The other problem is that the political solutions are not related to science yet the scientists can’t seem to grasp the motivation of the politicians.

39. ### Antonio Sansaid

AGW is a made up problem. The physical meteorological reality shows an evolution quite in opposition with AGW.

40. ### Terrysaid

AGW poses a problem, and that problem needs a solution.

Have no fear, Our Leaders have decided to limit the temperature increase to 2 deg C. As they now have a means to control the climate, during the next election cycle I hope to hear promises of fewer droughts, floods, hurricanes, tornadoes, record colds or highs, or sea level rise. All of which are products of AGW and C02 pollution. Hopefully they’ve acted soon enough to save the last 3 polar bears in existence, and hopefully said polar bears like each other, if you know what I mean 😉 I just really wish Hansen, Schmidt, Mann, et al were born earlier – they could have eliminated the MWP, LIA, and especially the Dust Bowl. Unnecessary!

Ok – that, and I wouldn’t have to watch them clumsily torture data until it confessed crimes never committed.

In any case – you’re in good hands with All State. Da.

41. ### Andrewsaid

AGW is an imaginary problem with an imaginary solution.

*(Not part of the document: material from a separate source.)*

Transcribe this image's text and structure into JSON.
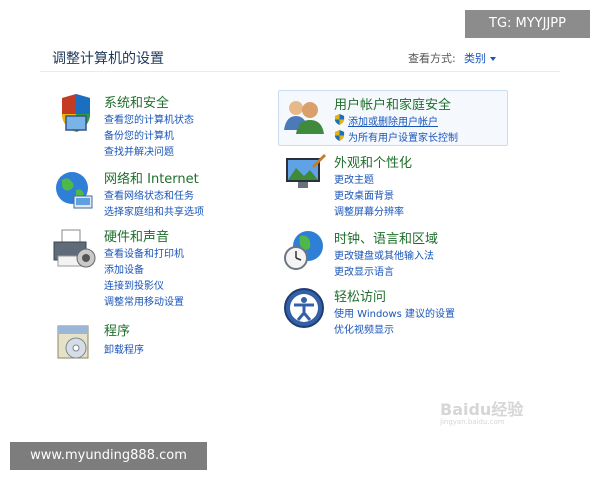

In fact, it has to be imaginary to cash in on people’s capacity to believe in things they can’t see, hear or touch. If it was a demonstrable fact, it would be dealt with in a realistic way. Boring. That is not the desired outcome. The desired outcome is an attempt to realize the tantalizing vision of worldly power. But people won’t hand over their freedom unless they are scared into thinking they have to. Thus, the curtain rose on the AGW Show…

Andrew

42. ### timetochooseagainsaid

One cannot take any scientific analysis and jump to a “need” for “solutions”. No scientific conclusion can imply anything WRT politics. Anyone who says otherwise, has an agenda. Not saying what that agenda might be, but there tends to be one.

Moreover the “existence” of a “problem” does NOT imply a need for a “solution”-most “problems” solve themselves and most tinkering “problem solvers” end up looking like buffoons. But let’s say you insist AGW is different. And let’s say you are going to insist that, rather than evidence mounting against a “problem” you insist that it has never more strongly favored the existence of a “problem”-what should be done in your view? Since you want us to try and guess your biases, you could try to drop some hints. THAT will be how we decide whether you are ven worth talking to (although your bible thumping belief in AGW does not win you style points in that regard-particularly that you hang out with creeps like Grant “Tammy” F****r).

43. ### Kenneth Fritschsaid

If we have to go all the way to the end of the scientific process though, the evidence is pretty clear, and it’s pretty easy to make a objective statement: AGW poses a problem, and that problem needs a solution. It’s only once we start talking about solutions that I’ll let my political ideas start influencing my suggestions. But of course, at this point in the process we’re far past the science.

That graph that presented CO2 levels at a simplistic level has evidently provoked liked mannered responses.

44. ### Mitchel44said

Good one, I took it in line with Dr Spencer’s joke from back in January, http://www.drroyspencer.com/2009/01/50-years-of-co2-time-for-a-vision-test/

45. ### Ralph Bsaid

The question people with open inquiring minds ask is what is the problem we face if AGW were true? I read Bjorn Lumborgs book “Cool It” and I have yet to here any rational counterpoint.

Me, I see the earth has warmed and it has cooled many times over. The carbon we are putting in the air came from the air (unless you believe in abiotic oil). It is basically a form of solar power and renewable (just takes a while to renew). I need definative proof (falsifiable) not plausabilities before I am willing to soil my pants.